The three standouts, of course, have since moved on to greener pastures.
Erling Haaland no longer needs any introduction as he has now established himself as one of world football's leading strikers with Borussia Dortmund, while Takumi Minamino earned himself a transfer to Liverpool.
Hwang will have to be careful to not follow the same path as former teammate and fellow Asian star Minamino.
Signing for Liverpool at the start of 2020 would have been a dream come true for the Japanese attacker, and he had displayed sufficient potential to suggest he could prove to be a savvy signing for just £7.25 million.
However, with just 19 league appearances for the Reds since then -- the majority coming as a substitute -- followed by a loan spell to Southampton in the second half of last season, it now appears that a move to a club of Liverpool's stature may have been a step too soon in Minamino's career.
Faced with the near-impossible task of forcing his way into Jurgen Klopp's attack at the expense of Mohamed Salah, Sadio Mane or Roberto Firmino, Minamino has now fallen behind Diogo Jota and Harvey Elliott in the pecking order.
Competition for places at Wolves is not quite as intense, but Bruno Lage has a wealth of options at his disposal.
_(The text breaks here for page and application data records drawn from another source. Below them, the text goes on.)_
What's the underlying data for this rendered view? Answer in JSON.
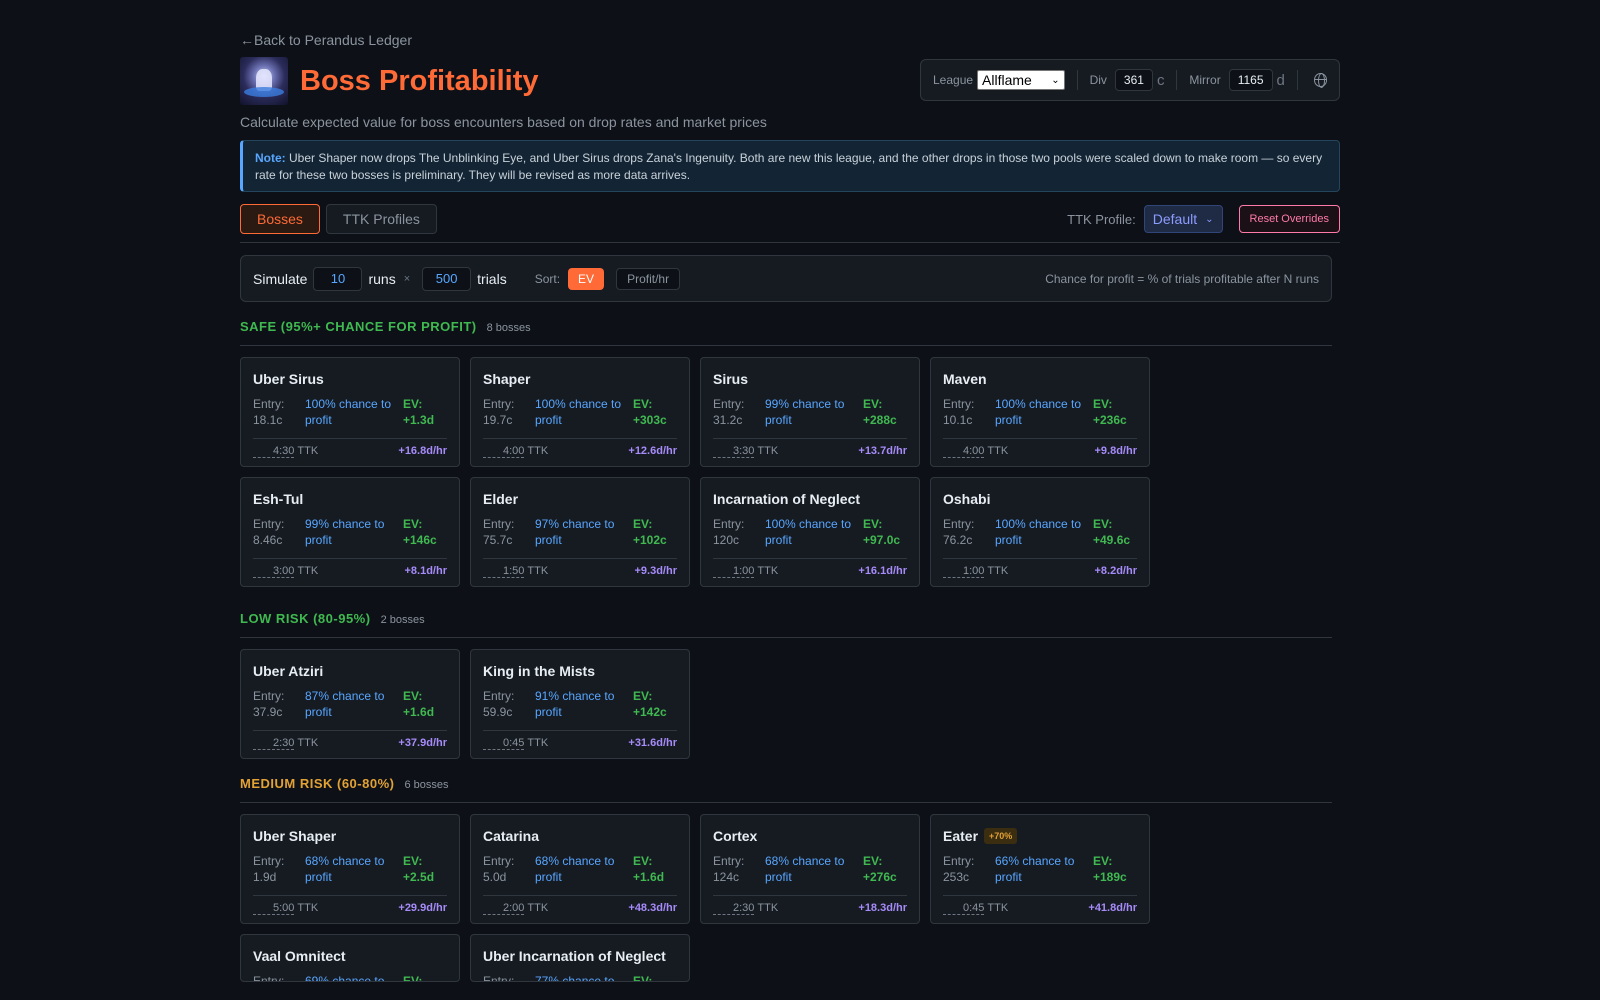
{
  "back_link": "←Back to Perandus Ledger",
  "title": "Boss Profitability",
  "subtitle": "Calculate expected value for boss encounters based on drop rates and market prices",
  "settings": {
    "league_label": "League",
    "league_value": "Allflame",
    "div_label": "Div",
    "div_value": "361",
    "div_unit": "c",
    "mirror_label": "Mirror",
    "mirror_value": "1165",
    "mirror_unit": "d"
  },
  "note": {
    "prefix": "Note:",
    "text": " Uber Shaper now drops The Unblinking Eye, and Uber Sirus drops Zana's Ingenuity. Both are new this league, and the other drops in those two pools were scaled down to make room — so every rate for these two bosses is preliminary. They will be revised as more data arrives."
  },
  "tabs": [
    {
      "label": "Bosses",
      "active": true
    },
    {
      "label": "TTK Profiles",
      "active": false
    }
  ],
  "ttk_profile_label": "TTK Profile:",
  "ttk_profile_value": "Default",
  "reset_label": "Reset Overrides",
  "simulate": {
    "label": "Simulate",
    "runs_value": "10",
    "runs_label": "runs",
    "times": "×",
    "trials_value": "500",
    "trials_label": "trials",
    "sort_label": "Sort:",
    "sort_ev": "EV",
    "sort_profit": "Profit/hr",
    "note": "Chance for profit = % of trials profitable after N runs"
  },
  "sections": [
    {
      "title": "SAFE (95%+ CHANCE FOR PROFIT)",
      "count": "8 bosses",
      "color": "#3fb950",
      "cards": [
        {
          "name": "Uber Sirus",
          "entry_label": "Entry:",
          "entry": "18.1c",
          "chance": "100% chance to profit",
          "ev_label": "EV:",
          "ev": "+1.3d",
          "ttk": "4:30",
          "rate": "+16.8d/hr"
        },
        {
          "name": "Shaper",
          "entry_label": "Entry:",
          "entry": "19.7c",
          "chance": "100% chance to profit",
          "ev_label": "EV:",
          "ev": "+303c",
          "ttk": "4:00",
          "rate": "+12.6d/hr"
        },
        {
          "name": "Sirus",
          "entry_label": "Entry:",
          "entry": "31.2c",
          "chance": "99% chance to profit",
          "ev_label": "EV:",
          "ev": "+288c",
          "ttk": "3:30",
          "rate": "+13.7d/hr"
        },
        {
          "name": "Maven",
          "entry_label": "Entry:",
          "entry": "10.1c",
          "chance": "100% chance to profit",
          "ev_label": "EV:",
          "ev": "+236c",
          "ttk": "4:00",
          "rate": "+9.8d/hr"
        },
        {
          "name": "Esh-Tul",
          "entry_label": "Entry:",
          "entry": "8.46c",
          "chance": "99% chance to profit",
          "ev_label": "EV:",
          "ev": "+146c",
          "ttk": "3:00",
          "rate": "+8.1d/hr"
        },
        {
          "name": "Elder",
          "entry_label": "Entry:",
          "entry": "75.7c",
          "chance": "97% chance to profit",
          "ev_label": "EV:",
          "ev": "+102c",
          "ttk": "1:50",
          "rate": "+9.3d/hr"
        },
        {
          "name": "Incarnation of Neglect",
          "entry_label": "Entry:",
          "entry": "120c",
          "chance": "100% chance to profit",
          "ev_label": "EV:",
          "ev": "+97.0c",
          "ttk": "1:00",
          "rate": "+16.1d/hr"
        },
        {
          "name": "Oshabi",
          "entry_label": "Entry:",
          "entry": "76.2c",
          "chance": "100% chance to profit",
          "ev_label": "EV:",
          "ev": "+49.6c",
          "ttk": "1:00",
          "rate": "+8.2d/hr"
        }
      ]
    },
    {
      "title": "LOW RISK (80-95%)",
      "count": "2 bosses",
      "color": "#3fb950",
      "cards": [
        {
          "name": "Uber Atziri",
          "entry_label": "Entry:",
          "entry": "37.9c",
          "chance": "87% chance to profit",
          "ev_label": "EV:",
          "ev": "+1.6d",
          "ttk": "2:30",
          "rate": "+37.9d/hr"
        },
        {
          "name": "King in the Mists",
          "entry_label": "Entry:",
          "entry": "59.9c",
          "chance": "91% chance to profit",
          "ev_label": "EV:",
          "ev": "+142c",
          "ttk": "0:45",
          "rate": "+31.6d/hr"
        }
      ]
    },
    {
      "title": "MEDIUM RISK (60-80%)",
      "count": "6 bosses",
      "color": "#e3a234",
      "cards": [
        {
          "name": "Uber Shaper",
          "entry_label": "Entry:",
          "entry": "1.9d",
          "chance": "68% chance to profit",
          "ev_label": "EV:",
          "ev": "+2.5d",
          "ttk": "5:00",
          "rate": "+29.9d/hr"
        },
        {
          "name": "Catarina",
          "entry_label": "Entry:",
          "entry": "5.0d",
          "chance": "68% chance to profit",
          "ev_label": "EV:",
          "ev": "+1.6d",
          "ttk": "2:00",
          "rate": "+48.3d/hr"
        },
        {
          "name": "Cortex",
          "entry_label": "Entry:",
          "entry": "124c",
          "chance": "68% chance to profit",
          "ev_label": "EV:",
          "ev": "+276c",
          "ttk": "2:30",
          "rate": "+18.3d/hr"
        },
        {
          "name": "Eater",
          "badge": "+70%",
          "entry_label": "Entry:",
          "entry": "253c",
          "chance": "66% chance to profit",
          "ev_label": "EV:",
          "ev": "+189c",
          "ttk": "0:45",
          "rate": "+41.8d/hr"
        },
        {
          "name": "Vaal Omnitect",
          "entry_label": "Entry:",
          "chance": "69% chance to",
          "ev_label": "EV:"
        },
        {
          "name": "Uber Incarnation of Neglect",
          "entry_label": "Entry:",
          "chance": "77% chance to",
          "ev_label": "EV:"
        }
      ]
    }
  ]
}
Raul Jimenez, Adama Traore, Pedro Neto, Fabio Silva and Daniel Podence can all deliver at the Premier League level.
So while Hwang can be optimistic that he will get a chance in the starting XI, he will have to be ready to seize any opportunity with both hands.
The positive for the 25-year-old is that he does seem perfect for the English game.
While Minamino, languid in his style of play and slightly lightweight, struggled to cope with the intensity and physicality of the Premier League, the powerfully-built Hwang -- known for his robust and combative displays -- should have no such problems.
It was this very graft to his game that made him such an important player in that Salzburg side, but also perhaps caused him to be overshadowed by Haaland and Minamino as his hard work then allowed the other two to apply the finishing touches to many an attack.
Now that he has made it to the Premier League, playing for a club where he should get plenty of opportunities, Hwang now has a real chance to shine in his own right and perhaps even surpass one of his former teammates.